What you need to do:
The entries below must be returned exactly as they stand.

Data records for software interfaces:
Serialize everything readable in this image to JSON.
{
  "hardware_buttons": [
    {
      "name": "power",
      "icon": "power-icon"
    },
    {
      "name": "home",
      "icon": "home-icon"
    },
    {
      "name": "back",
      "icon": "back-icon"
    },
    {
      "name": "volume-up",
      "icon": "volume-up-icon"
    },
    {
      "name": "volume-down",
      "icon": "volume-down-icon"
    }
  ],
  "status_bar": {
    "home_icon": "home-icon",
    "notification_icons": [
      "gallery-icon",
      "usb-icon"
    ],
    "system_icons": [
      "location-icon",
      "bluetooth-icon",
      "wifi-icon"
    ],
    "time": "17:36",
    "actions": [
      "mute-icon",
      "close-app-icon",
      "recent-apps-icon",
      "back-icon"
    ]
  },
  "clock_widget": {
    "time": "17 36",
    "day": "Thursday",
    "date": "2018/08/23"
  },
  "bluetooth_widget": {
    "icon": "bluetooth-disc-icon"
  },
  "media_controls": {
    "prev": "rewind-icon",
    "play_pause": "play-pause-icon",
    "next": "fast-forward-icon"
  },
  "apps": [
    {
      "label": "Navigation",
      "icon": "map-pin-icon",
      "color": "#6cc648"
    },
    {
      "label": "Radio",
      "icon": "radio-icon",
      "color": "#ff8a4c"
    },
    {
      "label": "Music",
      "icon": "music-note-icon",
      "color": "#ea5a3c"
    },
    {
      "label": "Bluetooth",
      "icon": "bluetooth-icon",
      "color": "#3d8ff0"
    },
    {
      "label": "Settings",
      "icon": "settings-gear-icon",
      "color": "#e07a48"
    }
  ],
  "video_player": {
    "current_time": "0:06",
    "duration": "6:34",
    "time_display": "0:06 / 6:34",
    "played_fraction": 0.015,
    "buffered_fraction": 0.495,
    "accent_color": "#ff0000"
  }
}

Answer area:
Serialize everything readable in this image to JSON.
{
  "hardware_buttons": [
    {
      "name": "power",
      "icon": "power-icon"
    },
    {
      "name": "home",
      "icon": "home-icon"
    },
    {
      "name": "back",
      "icon": "back-icon"
    },
    {
      "name": "volume-up",
      "icon": "volume-up-icon"
    },
    {
      "name": "volume-down",
      "icon": "volume-down-icon"
    }
  ],
  "status_bar": {
    "home_icon": "home-icon",
    "notification_icons": [
      "gallery-icon",
      "usb-icon"
    ],
    "system_icons": [
      "location-icon",
      "bluetooth-icon",
      "wifi-icon"
    ],
    "time": "17:36",
    "actions": [
      "mute-icon",
      "close-app-icon",
      "recent-apps-icon",
      "back-icon"
    ]
  },
  "clock_widget": {
    "time": "17 36",
    "day": "Thursday",
    "date": "2018/08/23"
  },
  "bluetooth_widget": {
    "icon": "bluetooth-disc-icon"
  },
  "media_controls": {
    "prev": "rewind-icon",
    "play_pause": "play-pause-icon",
    "next": "fast-forward-icon"
  },
  "apps": [
    {
      "label": "Navigation",
      "icon": "map-pin-icon",
      "color": "#6cc648"
    },
    {
      "label": "Radio",
      "icon": "radio-icon",
      "color": "#ff8a4c"
    },
    {
      "label": "Music",
      "icon": "music-note-icon",
      "color": "#ea5a3c"
    },
    {
      "label": "Bluetooth",
      "icon": "bluetooth-icon",
      "color": "#3d8ff0"
    },
    {
      "label": "Settings",
      "icon": "settings-gear-icon",
      "color": "#e07a48"
    }
  ],
  "video_player": {
    "current_time": "0:06",
    "duration": "6:34",
    "time_display": "0:06 / 6:34",
    "played_fraction": 0.015,
    "buffered_fraction": 0.495,
    "accent_color": "#ff0000"
  }
}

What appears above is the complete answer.